i've been reading "radical hospitalty" written by Fr Daniel Homan. it's subtitled "benedict's way of love". in it he unpacks the heart of the benedictine rule as one of hospitality to the stranger. opening our hearts to others that are outside our comfort zone. or how i like to term it, "expanding your community". now i make friends rather easily. i can usually go up to a person and start a conversation, no prob. that's why i think i'd make a great salesman. i can go to a total stranger and convince them through my charm and good looks that whatever i'm trying to sell them, they should by. don't worry thinking about it.
thought it's easy for me to make friends, it's almost impossible for me sometimes to make the first step in doing so. i have to cross this insurmountable wall that i lable "seth's personal comfort zone". i like it in the zone. it's easy, like flowing down river. or even better, coasting down the hill on my bike. i hate going up the hill, it takes work. and meeting the stranger is similiar. it takes effort. relationships are hard. opening yourself up sucks. but it's a way of salvation. by practicing hospitality, we allow God to stir things up. and He can make things very messy. but it allows us to practice resurrection. cause only in dying to ourselves and our wants and needs for comfort do we find life.
now i'm not sure we i was going with this, or if it makes any since. but my main purpose was to bring in a quote from the book.

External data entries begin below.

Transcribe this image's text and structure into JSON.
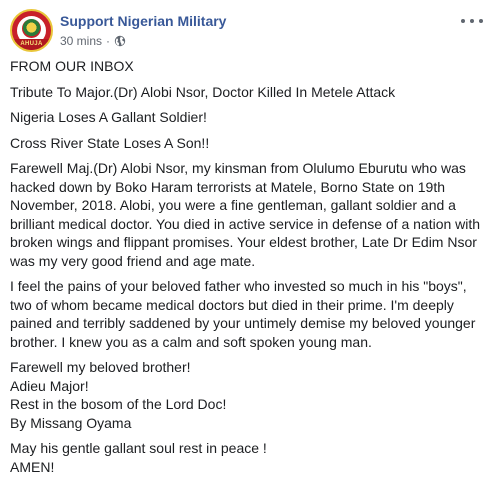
{
  "post": {
    "page_name": "Support Nigerian Military",
    "avatar_text": "AHUJA",
    "time": "30 mins",
    "separator": "·",
    "privacy_icon": "globe-icon",
    "more_icon": "more-options-icon",
    "paragraphs": [
      "FROM OUR INBOX",
      "Tribute To Major.(Dr) Alobi Nsor, Doctor Killed In Metele Attack",
      "Nigeria Loses A Gallant Soldier!",
      "Cross River State Loses A Son!!",
      "Farewell Maj.(Dr) Alobi Nsor, my kinsman from Olulumo Eburutu who was hacked down by Boko Haram terrorists at Matele, Borno State on 19th November, 2018. Alobi, you were a fine gentleman, gallant soldier and a brilliant medical doctor. You died in active service in defense of a nation with broken wings and flippant promises. Your eldest brother, Late Dr Edim Nsor was my very good friend and age mate.",
      "I feel the pains of your beloved father who invested so much in his \"boys\", two of whom became medical doctors but died in their prime. I'm deeply pained and terribly saddened by your untimely demise my beloved younger brother. I knew you as a calm and soft spoken young man."
    ],
    "closing_lines": [
      "Farewell my beloved brother!",
      "Adieu Major!",
      "Rest in the bosom of the Lord Doc!",
      "By Missang Oyama"
    ],
    "final_lines": [
      "May his gentle gallant soul rest in peace !",
      "AMEN!"
    ]
  }
}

Benedictine hospitality prevents us from living either desperately or indifferently. hospitality requires not grand gestures, but open hearts. when i let a stranger into my heart, i let a new possibility approach me. when i reach past my own ideas, i begin to stretch myself open to the world, and this opening of my heart could change everything. that's pretty frightening stuff. you can't be the same if you start doing that kind of thing.
…merely being nice to people does not fulfill the depp requirements of benedictine hospitality. we must let the person stir us; we must connect. benedictine hospitality will extract a cost from us, and it will tumble us into personal transformation.
i do it everyday. i pass the homeless person sitting on the curb. i give the guy some money, but don't sit with him to eat. i think i've done my good deed, but have missed the big point. i haven't expanded my community by letting the stranger into my heart. anywho, i digress into a ramble. one of the reasons i don't post much of what i'm actually thinking. :)